this imo can be with as CLOSE MARGINS as Shohie Kawashima vs Cristian Mijares i felt the 7 rds i had Mijares losing in the fight were decisive and while watching the fight i remember being shocked at 2 of the rds that the unofficial scorer gave Mijares if i remember right thats 1,10....either that or had a horrific night scoring myself
to me they just as much a robbery as seemingly wider margin robberies imo like Whitaker Chavez or Lewis Holyfield 1 in terms of rds

ALSO in cases of right winner horrible scorecards against (fights that shoulda ended up as UD) ( Hopkins getting a SD over Beibut Shuminov
I cant find a 6th or 7th rd for DLH vs Mosley 1 or DLH vs Mayweather despite them being competitive fights ending up with split decisions that added to the drama among the crowd with a clear fav, but CLOSE MARGIN win for the right guy along the lines of a 7-5 woulda been fine
I feel these type scorecards should be more scrutinized

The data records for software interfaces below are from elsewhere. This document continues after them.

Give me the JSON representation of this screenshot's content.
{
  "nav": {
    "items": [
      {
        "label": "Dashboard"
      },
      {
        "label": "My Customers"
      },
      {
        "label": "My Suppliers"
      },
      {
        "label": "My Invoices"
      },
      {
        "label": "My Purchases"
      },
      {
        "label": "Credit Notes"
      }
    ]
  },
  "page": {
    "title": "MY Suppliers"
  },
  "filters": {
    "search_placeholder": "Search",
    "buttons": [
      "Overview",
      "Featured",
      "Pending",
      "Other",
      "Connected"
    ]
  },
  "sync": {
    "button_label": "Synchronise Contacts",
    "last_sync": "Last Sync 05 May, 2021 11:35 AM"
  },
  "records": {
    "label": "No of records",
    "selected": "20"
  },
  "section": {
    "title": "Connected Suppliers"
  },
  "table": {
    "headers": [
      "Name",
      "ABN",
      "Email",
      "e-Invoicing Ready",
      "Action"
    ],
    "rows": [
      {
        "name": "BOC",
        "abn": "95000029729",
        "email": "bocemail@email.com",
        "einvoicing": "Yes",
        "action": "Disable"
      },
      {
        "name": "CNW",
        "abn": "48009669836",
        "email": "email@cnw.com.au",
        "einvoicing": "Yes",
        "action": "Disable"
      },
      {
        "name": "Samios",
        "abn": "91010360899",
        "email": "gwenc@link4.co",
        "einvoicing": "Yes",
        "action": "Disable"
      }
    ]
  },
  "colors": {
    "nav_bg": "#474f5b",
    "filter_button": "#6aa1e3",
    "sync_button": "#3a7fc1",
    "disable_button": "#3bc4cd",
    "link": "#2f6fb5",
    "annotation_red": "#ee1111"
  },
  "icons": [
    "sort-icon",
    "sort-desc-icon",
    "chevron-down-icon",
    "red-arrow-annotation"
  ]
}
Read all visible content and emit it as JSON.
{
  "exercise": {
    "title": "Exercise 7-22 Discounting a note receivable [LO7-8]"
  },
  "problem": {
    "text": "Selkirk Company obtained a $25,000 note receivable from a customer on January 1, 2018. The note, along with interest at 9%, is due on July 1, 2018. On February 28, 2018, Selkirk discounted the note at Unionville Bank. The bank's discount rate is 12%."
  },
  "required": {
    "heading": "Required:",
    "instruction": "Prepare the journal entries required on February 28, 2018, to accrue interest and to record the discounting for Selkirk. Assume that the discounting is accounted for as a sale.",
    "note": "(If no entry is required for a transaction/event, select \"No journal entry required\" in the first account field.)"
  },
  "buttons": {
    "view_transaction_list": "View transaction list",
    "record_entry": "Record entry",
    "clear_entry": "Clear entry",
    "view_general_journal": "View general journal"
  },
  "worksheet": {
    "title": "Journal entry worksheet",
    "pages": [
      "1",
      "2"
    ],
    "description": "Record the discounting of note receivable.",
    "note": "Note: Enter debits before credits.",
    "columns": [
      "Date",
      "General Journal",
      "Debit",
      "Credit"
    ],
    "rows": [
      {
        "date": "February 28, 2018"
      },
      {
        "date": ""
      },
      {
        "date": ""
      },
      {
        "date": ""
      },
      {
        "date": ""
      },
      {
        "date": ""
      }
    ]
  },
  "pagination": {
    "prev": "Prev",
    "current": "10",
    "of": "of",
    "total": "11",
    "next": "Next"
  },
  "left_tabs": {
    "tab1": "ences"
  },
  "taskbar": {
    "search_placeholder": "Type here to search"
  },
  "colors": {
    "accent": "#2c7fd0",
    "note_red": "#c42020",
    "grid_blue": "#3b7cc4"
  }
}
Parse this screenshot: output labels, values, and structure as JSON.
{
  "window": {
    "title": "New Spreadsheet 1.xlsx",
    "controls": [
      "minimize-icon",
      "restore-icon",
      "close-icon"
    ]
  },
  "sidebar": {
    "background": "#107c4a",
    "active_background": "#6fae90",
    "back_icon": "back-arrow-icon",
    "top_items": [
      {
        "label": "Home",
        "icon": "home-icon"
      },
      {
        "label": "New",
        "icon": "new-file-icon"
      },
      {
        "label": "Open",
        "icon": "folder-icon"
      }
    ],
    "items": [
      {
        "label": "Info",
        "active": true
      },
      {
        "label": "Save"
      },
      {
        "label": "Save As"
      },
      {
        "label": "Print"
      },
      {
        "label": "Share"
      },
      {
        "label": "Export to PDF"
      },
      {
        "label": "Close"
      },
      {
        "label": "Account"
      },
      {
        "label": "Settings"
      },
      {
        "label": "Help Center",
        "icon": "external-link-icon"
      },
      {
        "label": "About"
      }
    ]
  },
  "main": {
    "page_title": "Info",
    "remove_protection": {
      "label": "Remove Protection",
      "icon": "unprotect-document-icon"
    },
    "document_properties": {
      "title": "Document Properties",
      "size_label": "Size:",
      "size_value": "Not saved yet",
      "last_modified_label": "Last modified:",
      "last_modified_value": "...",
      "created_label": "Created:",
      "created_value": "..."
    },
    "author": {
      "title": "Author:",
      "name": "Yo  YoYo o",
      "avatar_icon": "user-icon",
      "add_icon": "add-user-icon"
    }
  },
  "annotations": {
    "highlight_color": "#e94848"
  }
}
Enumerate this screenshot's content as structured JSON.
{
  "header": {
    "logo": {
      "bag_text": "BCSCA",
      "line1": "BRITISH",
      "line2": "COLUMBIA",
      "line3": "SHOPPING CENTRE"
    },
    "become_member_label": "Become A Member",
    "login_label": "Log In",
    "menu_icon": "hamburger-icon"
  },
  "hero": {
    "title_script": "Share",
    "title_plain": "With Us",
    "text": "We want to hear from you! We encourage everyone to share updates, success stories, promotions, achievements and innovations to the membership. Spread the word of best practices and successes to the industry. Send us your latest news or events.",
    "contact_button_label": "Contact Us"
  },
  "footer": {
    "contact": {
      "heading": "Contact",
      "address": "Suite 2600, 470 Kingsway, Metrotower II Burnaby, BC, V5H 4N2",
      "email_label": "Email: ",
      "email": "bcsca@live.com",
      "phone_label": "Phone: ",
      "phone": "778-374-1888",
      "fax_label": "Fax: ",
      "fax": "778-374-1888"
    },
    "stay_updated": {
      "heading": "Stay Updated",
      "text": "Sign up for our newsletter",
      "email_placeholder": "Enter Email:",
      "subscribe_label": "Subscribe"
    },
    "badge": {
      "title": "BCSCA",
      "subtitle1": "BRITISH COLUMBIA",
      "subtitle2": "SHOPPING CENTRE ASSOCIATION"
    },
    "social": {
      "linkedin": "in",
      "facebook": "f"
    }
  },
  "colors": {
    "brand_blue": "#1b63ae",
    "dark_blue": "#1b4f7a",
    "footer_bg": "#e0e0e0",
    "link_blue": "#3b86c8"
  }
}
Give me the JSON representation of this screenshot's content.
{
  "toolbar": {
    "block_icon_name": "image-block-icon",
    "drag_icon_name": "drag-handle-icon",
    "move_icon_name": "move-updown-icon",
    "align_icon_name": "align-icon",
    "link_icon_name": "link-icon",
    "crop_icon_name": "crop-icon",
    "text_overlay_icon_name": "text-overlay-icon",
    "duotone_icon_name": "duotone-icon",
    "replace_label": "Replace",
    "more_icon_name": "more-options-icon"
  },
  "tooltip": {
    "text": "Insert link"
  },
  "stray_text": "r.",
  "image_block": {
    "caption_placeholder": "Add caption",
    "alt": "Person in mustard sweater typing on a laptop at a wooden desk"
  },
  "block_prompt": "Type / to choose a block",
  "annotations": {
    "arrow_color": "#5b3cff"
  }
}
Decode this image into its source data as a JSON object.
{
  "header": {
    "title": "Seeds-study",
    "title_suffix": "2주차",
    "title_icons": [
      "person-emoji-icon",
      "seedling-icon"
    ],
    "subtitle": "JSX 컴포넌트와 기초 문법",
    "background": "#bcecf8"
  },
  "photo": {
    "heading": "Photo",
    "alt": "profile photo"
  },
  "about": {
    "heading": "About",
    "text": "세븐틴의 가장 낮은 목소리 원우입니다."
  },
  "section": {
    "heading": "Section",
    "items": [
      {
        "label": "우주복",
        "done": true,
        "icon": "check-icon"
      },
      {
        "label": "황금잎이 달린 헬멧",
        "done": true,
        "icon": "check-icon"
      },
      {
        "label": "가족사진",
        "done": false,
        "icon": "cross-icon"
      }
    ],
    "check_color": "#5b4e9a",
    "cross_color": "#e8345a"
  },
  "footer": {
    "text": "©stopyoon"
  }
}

also how about a competitive fight with close rds that either fighter coulda won but with one fucked up scorecard for one of em like Canelo Golovkin 1 118-110, Cloud Campillo 116-110, Leonard Hagler 118-110 dont the fact that they got wider cards only hurt them further with public perception when it comes to robbery claims especially if the other fighter is a crowd fav and also feeling among newer fans not scoring..oh you musta lost and foul play based more on the wideness of that one card

CLOSE MARGINS fight aforementioned obviously isnt the same as what most fans have in mind when there saying things like "close fight cant be robberies" and in most instances i tend to agree...seemingly with multiple close rounds that could go either way

3. best system of scoring ive known compared to old school systems including 5 point must system, round systems, a combo of the two like one of Bobby Czyz's fights or prior systems and about the complaints of some fans that 'a fighter can dominate the 1st rd and only win it 10-9 and the other fighter can even it up after the 2nd rd by a margin of 2 or 3 jabs'.....well boo hoo your fighter shoulda strategized better

Re: Boxing Judging/Scoring

I like both of your takes on the matter.

@Champion97 Yeah HBO commentary was about as biased as it got.